Anthropometer to measure the human body used in Nazi eugenics experiments
Tools and Equipment
- Object Type
- Credit Line
- United States Holocaust Memorial Museum Collection, Gift of Ulrich Wolf
Anthropometer used in Nazi eugenic experiments. This is an anthropological instrument consisting of four hollow graduated tubes that fit together to form a rigid rod. It is used to measure the human body, its parts, and functions to aid in the study of human evolution and variation. Such devices were traditionally used for "Vaterschaftsgutachten," [the determination of fatherhood in questionable cases]. They were also used, and misused by scientists in the Eugenics movement, and during the Third Reich, to measure racial differences for body parts, facial features, cranial sizes, eye, skin, and hair color, etc. Nazi researchers claimed that the results of such measurements could prove the racial superiority of Aryans and the inferiority of Jews, Gypsies, Blacks, and other mixed breeds.
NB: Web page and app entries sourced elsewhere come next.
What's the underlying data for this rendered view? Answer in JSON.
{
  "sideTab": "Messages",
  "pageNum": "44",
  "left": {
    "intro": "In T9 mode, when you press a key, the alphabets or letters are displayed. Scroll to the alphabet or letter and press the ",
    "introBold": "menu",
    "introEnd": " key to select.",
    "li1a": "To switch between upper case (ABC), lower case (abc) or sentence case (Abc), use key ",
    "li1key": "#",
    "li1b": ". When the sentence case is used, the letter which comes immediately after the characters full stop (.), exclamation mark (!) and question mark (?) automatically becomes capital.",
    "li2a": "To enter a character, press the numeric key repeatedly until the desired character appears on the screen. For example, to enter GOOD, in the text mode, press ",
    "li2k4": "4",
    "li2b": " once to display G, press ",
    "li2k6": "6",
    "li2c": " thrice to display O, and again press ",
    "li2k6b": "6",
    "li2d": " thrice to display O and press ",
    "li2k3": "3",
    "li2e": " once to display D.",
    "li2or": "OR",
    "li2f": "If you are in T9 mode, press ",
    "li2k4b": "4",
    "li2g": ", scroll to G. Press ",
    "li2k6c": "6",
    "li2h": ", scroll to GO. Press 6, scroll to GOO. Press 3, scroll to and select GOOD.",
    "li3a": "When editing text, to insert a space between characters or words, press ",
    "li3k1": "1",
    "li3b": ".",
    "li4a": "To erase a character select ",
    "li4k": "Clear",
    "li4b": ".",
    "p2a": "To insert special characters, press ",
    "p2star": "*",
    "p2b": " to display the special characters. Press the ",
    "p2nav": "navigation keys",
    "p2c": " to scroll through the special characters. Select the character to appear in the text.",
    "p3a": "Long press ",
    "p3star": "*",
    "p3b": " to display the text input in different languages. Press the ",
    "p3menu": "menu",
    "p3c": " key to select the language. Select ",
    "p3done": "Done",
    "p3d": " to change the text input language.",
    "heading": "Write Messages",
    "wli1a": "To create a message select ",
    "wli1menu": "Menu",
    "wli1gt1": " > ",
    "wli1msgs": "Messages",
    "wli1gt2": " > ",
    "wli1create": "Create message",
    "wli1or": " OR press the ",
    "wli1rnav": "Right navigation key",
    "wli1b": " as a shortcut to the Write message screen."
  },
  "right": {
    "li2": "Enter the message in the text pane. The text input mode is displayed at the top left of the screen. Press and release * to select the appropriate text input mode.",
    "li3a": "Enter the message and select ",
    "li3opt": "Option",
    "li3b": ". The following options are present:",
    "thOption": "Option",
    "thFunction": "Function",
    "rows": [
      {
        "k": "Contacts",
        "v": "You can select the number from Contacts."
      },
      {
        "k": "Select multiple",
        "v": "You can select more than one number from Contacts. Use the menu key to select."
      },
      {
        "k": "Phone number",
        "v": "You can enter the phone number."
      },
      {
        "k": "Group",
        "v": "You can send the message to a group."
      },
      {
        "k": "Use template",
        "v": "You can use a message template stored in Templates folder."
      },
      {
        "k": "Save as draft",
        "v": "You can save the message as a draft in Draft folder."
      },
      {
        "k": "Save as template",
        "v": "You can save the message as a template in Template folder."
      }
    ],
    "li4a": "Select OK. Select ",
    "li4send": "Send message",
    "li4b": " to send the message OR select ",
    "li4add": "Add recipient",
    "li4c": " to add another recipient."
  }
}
Ths instrument is believed to have been originally in the holdings of the Kaiser Wilheim Institute until the Institute was taken over by the Institute for Human Genetics and Anthropology at the University of Freiburg in 1961. It is further believed to have been given to the Institute for Human Genetics by Dr. Eugen Fischer, former director of the Wilheim Institute from 1927 to 1942, who gave the Institute a number of items.
Record last modified: 2018-01-11 14:25:27
This page: https://collections.ushmm.org/search/catalog/irn3347